There’s a local beer and liquor store here in Los Angeles called Cap N’ Cork Junior which has one of the best beer selections in the entire city. Browsing the aisles you can easily get lost in the rows and rows of imported and local beers, and finding coming across an interesting beer (read: one with a cool label) is one of my favorite past times.
Recently I came across a line of beers called Church of the Atom, the brainchild of a creative director and a master brewer. Based out of Gothernburg, Sweden, the “nanostyle” brewery focus on five main values to steer their creations: curiosity, insanity, progression, craft and humor.
When you look at their beers they have two things really going for them: interesting flavor combinations and beautiful label designs. Running through their site you’ll see flavors like sour pineapple, coriander, chipotle pepper, blackberry smoke, and lots more. Sadly, they don’t carry Church of the Atom at my local liquor store, and if they did, I’d probably drink them all.
You’re not supposed to judge a book by it’s cover, and you probably shouldn’t judge a bottle of wine by it’s label… but that’s not very smart, now is it? Good branding design is intended to make you take notice of a single product when it’s surrounded by a ton of other, competing products. I think this concept wine packaging project by Marcel Buerkle does a great job of doing just that.
One of my favorite forms of design is good packaging, and the guys from Hired Guns Creative may have made one of my very favorite beer labels so far this year. Created for Longwood Brewery, the Stoutnik branding features a predominantly matte black exterior save for the prism foil logo, which shines and glimmers in the light. The contrast is extremely striking, and you know if you saw this sitting on the shelf on an over-crowded beer shelf you’d do a double take.
I’m all about playing with your food, specifically when its for photographic purposes. Los Angeles-based food and lifestyle photographer Andrea Bricco has a family history steeped in food. And though her work is more serious (and seriously beautiful) in nature, her food styling projects are another story. With a client list that includes everyone from GQ and Los Angeles magazine to chef conglomerates like Wolfgang Puck, her unusual work stands out in the saturated field of lifestyle photography.
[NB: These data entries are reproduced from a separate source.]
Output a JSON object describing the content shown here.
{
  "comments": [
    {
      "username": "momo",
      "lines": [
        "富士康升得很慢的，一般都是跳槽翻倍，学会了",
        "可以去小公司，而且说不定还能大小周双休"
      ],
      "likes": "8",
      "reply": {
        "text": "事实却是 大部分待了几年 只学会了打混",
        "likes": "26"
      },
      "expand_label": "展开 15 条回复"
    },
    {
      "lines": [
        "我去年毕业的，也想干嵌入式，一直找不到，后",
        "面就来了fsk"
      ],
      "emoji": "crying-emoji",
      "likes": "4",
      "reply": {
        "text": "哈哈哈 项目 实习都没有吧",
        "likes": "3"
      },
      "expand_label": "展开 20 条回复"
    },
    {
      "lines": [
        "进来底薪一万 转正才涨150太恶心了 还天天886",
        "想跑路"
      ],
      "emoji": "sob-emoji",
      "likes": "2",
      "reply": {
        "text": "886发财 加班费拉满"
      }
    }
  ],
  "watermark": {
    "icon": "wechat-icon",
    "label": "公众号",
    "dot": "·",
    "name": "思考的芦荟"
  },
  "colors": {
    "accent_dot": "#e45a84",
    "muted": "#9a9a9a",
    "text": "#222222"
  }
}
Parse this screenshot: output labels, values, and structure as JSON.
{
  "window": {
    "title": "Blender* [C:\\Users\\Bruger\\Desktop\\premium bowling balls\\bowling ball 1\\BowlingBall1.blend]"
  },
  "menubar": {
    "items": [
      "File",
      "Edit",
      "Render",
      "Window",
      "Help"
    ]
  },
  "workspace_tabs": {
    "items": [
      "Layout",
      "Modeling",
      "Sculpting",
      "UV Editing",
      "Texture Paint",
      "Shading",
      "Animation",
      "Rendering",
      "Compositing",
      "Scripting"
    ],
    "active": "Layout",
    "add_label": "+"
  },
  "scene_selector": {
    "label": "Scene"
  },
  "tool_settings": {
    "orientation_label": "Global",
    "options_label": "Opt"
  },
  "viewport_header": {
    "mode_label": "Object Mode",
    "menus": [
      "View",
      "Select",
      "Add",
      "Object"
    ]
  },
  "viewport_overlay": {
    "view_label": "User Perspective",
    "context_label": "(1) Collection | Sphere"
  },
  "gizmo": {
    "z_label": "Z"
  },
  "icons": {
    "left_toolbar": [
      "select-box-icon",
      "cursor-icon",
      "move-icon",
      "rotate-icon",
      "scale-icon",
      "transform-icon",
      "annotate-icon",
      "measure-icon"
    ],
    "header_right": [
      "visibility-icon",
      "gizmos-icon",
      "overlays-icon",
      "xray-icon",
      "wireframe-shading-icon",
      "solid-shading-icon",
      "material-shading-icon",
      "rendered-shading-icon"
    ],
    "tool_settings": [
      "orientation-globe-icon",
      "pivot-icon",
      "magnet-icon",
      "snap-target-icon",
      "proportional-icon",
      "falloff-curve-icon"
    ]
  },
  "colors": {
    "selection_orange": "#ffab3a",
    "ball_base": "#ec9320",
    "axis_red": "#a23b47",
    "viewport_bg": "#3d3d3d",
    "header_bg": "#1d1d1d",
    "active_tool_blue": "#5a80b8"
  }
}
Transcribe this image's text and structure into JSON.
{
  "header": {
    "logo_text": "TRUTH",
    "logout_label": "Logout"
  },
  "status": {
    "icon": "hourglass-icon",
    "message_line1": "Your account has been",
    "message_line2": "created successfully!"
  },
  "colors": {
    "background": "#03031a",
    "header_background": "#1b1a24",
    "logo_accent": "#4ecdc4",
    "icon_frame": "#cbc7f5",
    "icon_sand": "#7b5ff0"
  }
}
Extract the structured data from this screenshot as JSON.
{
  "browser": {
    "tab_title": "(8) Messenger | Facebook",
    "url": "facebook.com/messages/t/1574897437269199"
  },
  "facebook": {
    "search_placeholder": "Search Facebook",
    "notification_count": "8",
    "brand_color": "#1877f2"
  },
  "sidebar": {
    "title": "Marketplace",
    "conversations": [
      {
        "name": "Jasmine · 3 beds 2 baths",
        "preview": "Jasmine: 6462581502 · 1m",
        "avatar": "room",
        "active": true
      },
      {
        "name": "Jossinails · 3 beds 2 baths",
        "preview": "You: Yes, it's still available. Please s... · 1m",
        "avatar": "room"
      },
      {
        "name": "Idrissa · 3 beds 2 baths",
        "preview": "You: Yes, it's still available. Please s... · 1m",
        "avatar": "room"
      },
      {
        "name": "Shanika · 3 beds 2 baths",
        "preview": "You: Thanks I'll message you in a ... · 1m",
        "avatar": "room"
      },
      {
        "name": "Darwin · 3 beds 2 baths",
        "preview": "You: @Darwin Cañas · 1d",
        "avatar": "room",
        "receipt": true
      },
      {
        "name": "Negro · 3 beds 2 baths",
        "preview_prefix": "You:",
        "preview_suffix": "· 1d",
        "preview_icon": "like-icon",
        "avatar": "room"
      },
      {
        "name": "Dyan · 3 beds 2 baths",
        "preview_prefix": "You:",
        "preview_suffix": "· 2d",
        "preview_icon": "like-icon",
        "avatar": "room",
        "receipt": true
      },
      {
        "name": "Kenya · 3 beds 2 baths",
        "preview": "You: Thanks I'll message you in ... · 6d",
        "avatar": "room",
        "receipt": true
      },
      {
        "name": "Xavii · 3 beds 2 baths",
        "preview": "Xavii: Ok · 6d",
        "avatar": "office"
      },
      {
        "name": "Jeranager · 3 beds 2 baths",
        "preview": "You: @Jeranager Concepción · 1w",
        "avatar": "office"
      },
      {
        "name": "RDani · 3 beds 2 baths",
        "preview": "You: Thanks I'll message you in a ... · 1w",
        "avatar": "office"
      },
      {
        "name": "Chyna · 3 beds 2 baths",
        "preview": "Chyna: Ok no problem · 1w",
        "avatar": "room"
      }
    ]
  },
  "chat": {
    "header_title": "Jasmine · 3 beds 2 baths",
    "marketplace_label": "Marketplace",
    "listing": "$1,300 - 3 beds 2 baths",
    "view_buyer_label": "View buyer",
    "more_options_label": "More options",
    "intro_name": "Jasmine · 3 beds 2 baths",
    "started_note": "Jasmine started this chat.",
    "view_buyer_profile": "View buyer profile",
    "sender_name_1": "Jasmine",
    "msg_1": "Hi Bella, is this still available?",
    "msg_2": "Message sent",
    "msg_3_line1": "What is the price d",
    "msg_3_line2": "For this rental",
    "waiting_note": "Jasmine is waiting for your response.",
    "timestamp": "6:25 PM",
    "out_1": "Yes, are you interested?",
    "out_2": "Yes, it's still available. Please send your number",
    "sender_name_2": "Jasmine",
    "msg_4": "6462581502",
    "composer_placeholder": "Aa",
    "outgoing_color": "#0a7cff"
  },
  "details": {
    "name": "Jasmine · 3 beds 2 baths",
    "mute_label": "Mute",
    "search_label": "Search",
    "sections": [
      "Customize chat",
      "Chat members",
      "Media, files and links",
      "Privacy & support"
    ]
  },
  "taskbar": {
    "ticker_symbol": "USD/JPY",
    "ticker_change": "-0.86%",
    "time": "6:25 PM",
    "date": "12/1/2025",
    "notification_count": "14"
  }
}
Back when I was a kid I had a recipe book full of illustrations. It was a fantastic read, filled with fun pictures and great simple recipes. There must be something special about illustrated recipes as I still turn to that book today; always trying to measure out my ingredients just like the ones in the illustrations and dreaming of one day making perfect cartoon profiteroles. It’s perhaps because of this book that I often wonder why we rarely get to see illustrated recipes. Illustrators are so good at drawing food but we never really get to see them used in recipe books. Fortunately the Brighton-based illustrator Lucy Eldridge has a personal project where she’s painted some of her favorite recipes and they look delicious!